• [TASK DETAILS]: Go through the records below and show every line with the string "Supermium".

(DATASET begins)

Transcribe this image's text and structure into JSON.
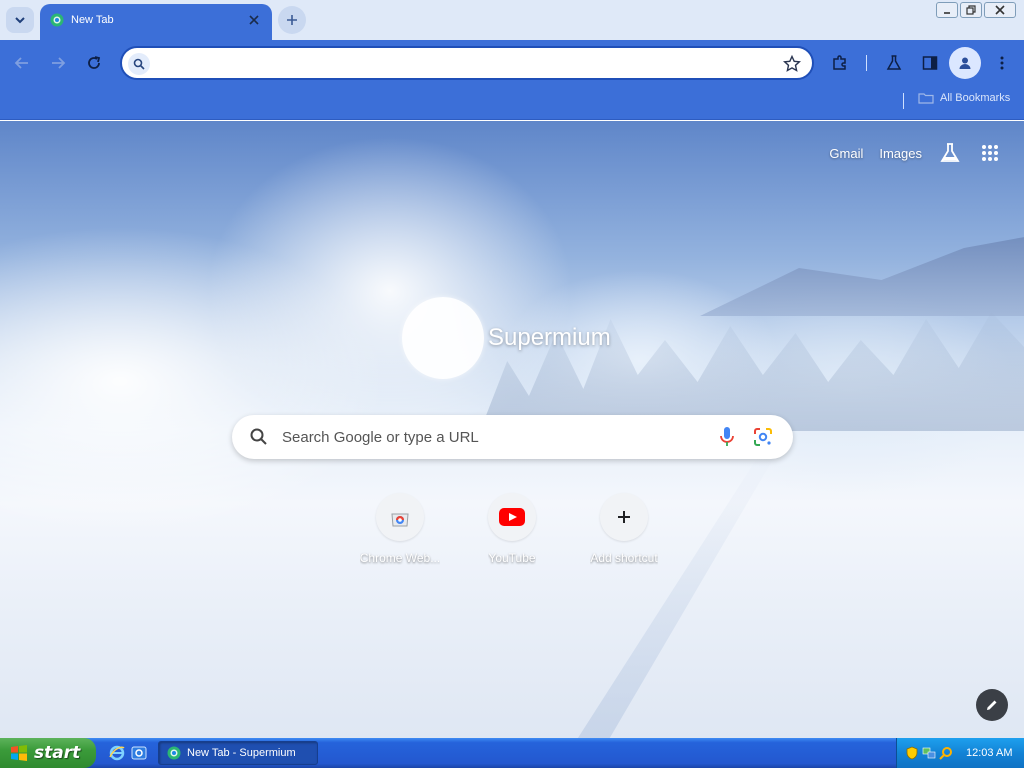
{
  "tab": {
    "title": "New Tab"
  },
  "omnibox": {
    "value": "",
    "placeholder": ""
  },
  "bookmarks": {
    "all_bookmarks": "All Bookmarks"
  },
  "ntp": {
    "links": {
      "gmail": "Gmail",
      "images": "Images"
    },
    "brand": "Supermium",
    "search_placeholder": "Search Google or type a URL",
    "shortcuts": [
      {
        "label": "Chrome Web...",
        "icon": "chrome-web-store-icon"
      },
      {
        "label": "YouTube",
        "icon": "youtube-icon"
      },
      {
        "label": "Add shortcut",
        "icon": "plus-icon"
      }
    ]
  },
  "taskbar": {
    "start_label": "start",
    "task_title": "New Tab - Supermium",
    "clock": "12:03 AM"
  },
  "colors": {
    "toolbar": "#3c6fd8",
    "tabstrip": "#dfe9f8",
    "taskbar": "#2458cf",
    "start_green": "#3b9b3a"
  }
}
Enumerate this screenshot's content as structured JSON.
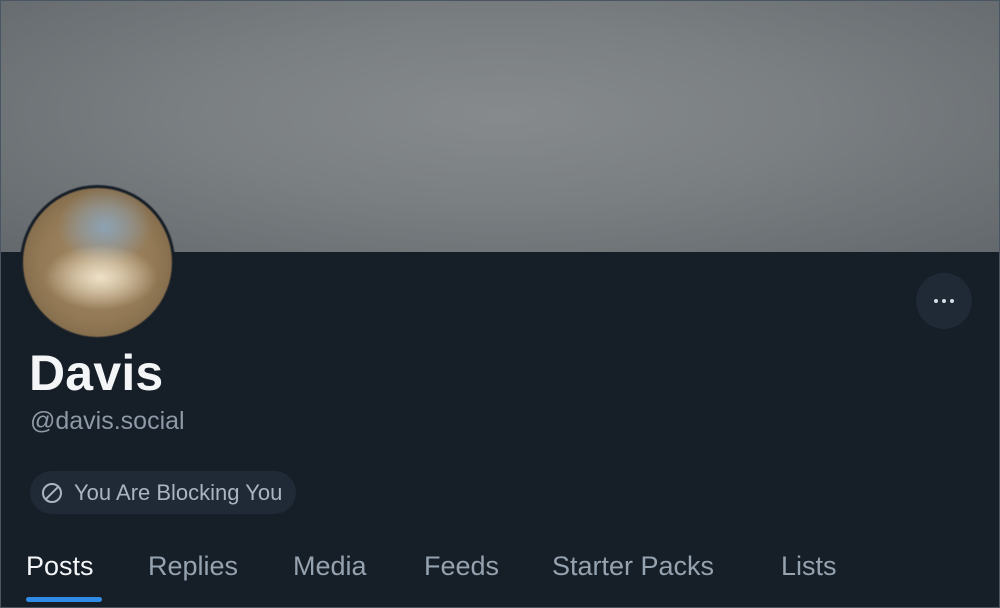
{
  "profile": {
    "display_name": "Davis",
    "handle": "@davis.social",
    "block_status": "You Are Blocking You"
  },
  "icons": {
    "more": "ellipsis-icon",
    "block": "block-icon"
  },
  "tabs": [
    {
      "label": "Posts",
      "active": true
    },
    {
      "label": "Replies",
      "active": false
    },
    {
      "label": "Media",
      "active": false
    },
    {
      "label": "Feeds",
      "active": false
    },
    {
      "label": "Starter Packs",
      "active": false
    },
    {
      "label": "Lists",
      "active": false
    }
  ],
  "colors": {
    "background": "#161e27",
    "accent": "#2f8be6",
    "surface": "#1f2a36"
  }
}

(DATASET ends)

• [ANSWER SPACE]:
    "brand": "Supermium",
    "task_title": "New Tab - Supermium",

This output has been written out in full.